The summer movie season is upon us yet again, and despite the somewhat lackluster theater going experiences of the last few years (with some notable exceptions, of course) 2011 promises to kick off a bright and promising future for fans of the superhero and sci-fi genres in particular.
Flicks like Thor, X-Men: First Class, Green Lantern and Captain America will keep our weekends full of excitement as we try to determine of the winner of this summer’s Superhero showdown. However, even with that whirlwind competition going on, the summer’s greatest event may in fact be the culmination of a decade-long cinematic journey with Harry Potter and the Deathly Hallows: Part 2. If you haven’t seen the first trailer for that film yet… prepare to get goosebumps. Sci-fi fans will be kept busy ...
Click to continue reading Screen Rant’s 2011 Summer Movie Preview
Pixar is one of the most consistently successful film studios working today – critically, financially, you name it. Thus, when parent company Disney acquired Marvel Comics for a paltry $4 billion( hah), it was only natural for fans far and wide to wonder: Might Pixar be inclined to use their strange movie-making magic to adapt a Marvel property for the big screen?
After all, who wouldn’t want to see, say, the Pet Avengers done in the style of Up or Finding Nemo? Well, want no more, dear readers – because Pixar Chief Creative Officer John Lasseter recently put the kibosh on such pipe dreams by saying that there would be no Pixar/Marvel team-ups, now or in the future.
Fifth films in a series are rarely considered the peak of any franchise, and in many cases are usually at the bottom. From "Star Trek" to "Friday the 13th", "A Nightmare on Elm Street" to "Rocky" - the track record is usually not that good, though there are some exceptions (chronologically speaking "Empire Strikes Back" falls under that number, while "Harry Potter and the Order of the Phoenix" ain't too shabby).
With "Fast Five" however, the fifth film in its particular series, a change in the formula and tone of the series has yielded a considerable change in critical sentiment. Before now the best reviewed film in the series was the first one "The Fast and the Furious" with a 52% and 5.4/10 on Rotten Tomatoes. The subsequent sequels hit bottom with 2009's "Fast and Furious" scoring just 27% and 4.5/10.
"Fast Five" however has scored solid reviews and currently sits at 78% and 6.3/10 with almost 120 reviews counted. The same at Metacritic where it has scored a 68/100, well above the previous peak of 58/100 that the first film scored.

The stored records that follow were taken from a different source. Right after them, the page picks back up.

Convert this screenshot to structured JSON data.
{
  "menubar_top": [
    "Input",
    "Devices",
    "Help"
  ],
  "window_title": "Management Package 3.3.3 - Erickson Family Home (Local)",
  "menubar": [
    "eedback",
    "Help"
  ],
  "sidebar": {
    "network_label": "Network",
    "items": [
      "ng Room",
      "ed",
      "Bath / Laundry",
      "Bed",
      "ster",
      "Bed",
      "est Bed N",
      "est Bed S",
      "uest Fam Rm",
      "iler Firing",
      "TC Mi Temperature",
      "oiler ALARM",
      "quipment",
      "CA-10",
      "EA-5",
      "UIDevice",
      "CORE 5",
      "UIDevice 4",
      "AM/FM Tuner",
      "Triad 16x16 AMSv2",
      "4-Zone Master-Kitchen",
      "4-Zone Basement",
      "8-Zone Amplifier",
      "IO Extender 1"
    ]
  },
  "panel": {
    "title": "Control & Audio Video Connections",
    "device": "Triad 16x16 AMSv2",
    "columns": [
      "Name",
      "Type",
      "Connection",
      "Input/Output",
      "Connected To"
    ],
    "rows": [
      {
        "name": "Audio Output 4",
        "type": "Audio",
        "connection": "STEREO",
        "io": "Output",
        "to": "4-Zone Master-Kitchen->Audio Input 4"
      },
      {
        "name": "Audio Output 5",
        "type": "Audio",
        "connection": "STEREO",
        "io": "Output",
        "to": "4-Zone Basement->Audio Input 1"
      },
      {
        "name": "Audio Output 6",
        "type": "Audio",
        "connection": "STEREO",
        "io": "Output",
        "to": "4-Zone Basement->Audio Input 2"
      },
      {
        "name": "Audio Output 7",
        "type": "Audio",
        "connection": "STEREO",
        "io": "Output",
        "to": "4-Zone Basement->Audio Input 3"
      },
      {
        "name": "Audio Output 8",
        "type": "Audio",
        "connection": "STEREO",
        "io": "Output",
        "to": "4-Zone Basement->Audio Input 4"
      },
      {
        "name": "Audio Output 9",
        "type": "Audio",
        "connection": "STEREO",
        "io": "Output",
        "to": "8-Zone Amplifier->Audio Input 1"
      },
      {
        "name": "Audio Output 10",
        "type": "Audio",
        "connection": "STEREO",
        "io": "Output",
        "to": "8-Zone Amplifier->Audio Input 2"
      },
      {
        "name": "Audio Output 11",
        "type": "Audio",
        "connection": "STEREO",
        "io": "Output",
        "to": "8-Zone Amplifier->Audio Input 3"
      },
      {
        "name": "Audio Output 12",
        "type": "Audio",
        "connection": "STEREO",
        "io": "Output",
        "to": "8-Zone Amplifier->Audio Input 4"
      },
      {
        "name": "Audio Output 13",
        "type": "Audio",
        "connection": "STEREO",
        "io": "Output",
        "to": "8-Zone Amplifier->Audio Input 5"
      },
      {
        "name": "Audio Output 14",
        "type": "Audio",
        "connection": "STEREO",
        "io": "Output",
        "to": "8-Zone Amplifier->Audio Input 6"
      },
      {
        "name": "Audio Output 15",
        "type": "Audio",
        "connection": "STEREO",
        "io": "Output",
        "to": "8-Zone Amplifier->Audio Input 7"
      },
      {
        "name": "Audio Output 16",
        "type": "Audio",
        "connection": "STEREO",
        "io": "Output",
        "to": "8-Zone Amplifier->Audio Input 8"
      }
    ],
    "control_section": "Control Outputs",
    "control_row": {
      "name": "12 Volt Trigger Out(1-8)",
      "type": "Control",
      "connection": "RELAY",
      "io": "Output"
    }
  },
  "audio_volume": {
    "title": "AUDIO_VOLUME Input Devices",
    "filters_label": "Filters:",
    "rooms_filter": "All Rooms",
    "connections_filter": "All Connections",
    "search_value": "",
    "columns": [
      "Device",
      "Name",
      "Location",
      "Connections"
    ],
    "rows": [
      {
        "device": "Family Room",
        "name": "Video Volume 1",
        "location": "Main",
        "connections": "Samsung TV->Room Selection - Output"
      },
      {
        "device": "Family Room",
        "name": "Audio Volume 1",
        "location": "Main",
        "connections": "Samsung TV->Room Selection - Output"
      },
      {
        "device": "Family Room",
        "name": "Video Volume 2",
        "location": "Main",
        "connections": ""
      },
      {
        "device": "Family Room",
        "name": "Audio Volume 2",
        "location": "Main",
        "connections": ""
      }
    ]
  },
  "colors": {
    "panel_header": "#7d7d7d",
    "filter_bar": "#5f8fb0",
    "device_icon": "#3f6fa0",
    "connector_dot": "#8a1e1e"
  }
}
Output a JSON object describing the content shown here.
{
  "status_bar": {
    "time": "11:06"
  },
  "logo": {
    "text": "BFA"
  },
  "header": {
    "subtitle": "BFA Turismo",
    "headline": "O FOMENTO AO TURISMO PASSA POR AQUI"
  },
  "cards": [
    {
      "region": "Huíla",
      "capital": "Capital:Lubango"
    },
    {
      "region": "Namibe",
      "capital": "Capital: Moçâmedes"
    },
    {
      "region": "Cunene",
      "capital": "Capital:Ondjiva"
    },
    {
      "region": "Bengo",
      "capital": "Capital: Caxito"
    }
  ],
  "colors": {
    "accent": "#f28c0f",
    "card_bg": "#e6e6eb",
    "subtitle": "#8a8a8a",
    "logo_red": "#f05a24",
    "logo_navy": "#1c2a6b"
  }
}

General opinion seems to be that it's as dumb as it ever was, but the move of focus away from street racing and towards an old fashioned heist film, combined with a stronger casting line-up and solid stunt set pieces means it's entertaining and enjoyable even to those who normally aren't fans of the series.
I have to admit I was reluctantly dragged to see it and walked out surprised with how much I enjoyed it. What did you think? Please leave your thoughts in the comments section below and please try and keep spoilers to a minimum.
Filmmaker Steven Soderbergh and actor Channing Tatum are set to team on "Magic Mike", a privately financed comedy based on Tatum's real-life experiences as a stripper when he was 19 years old in Florida says The Hollywood Reporter.
Tatum will play Magic Mike, an experienced stripper who schools a young dancer in the tricks of the trade. Soderbergh said in a statement that he's using "Saturday Night Fever as our model".
Tatum, Nick Wechsler, Gregory Jacobs and Reid Carolin will produce while Carolin will pen the script.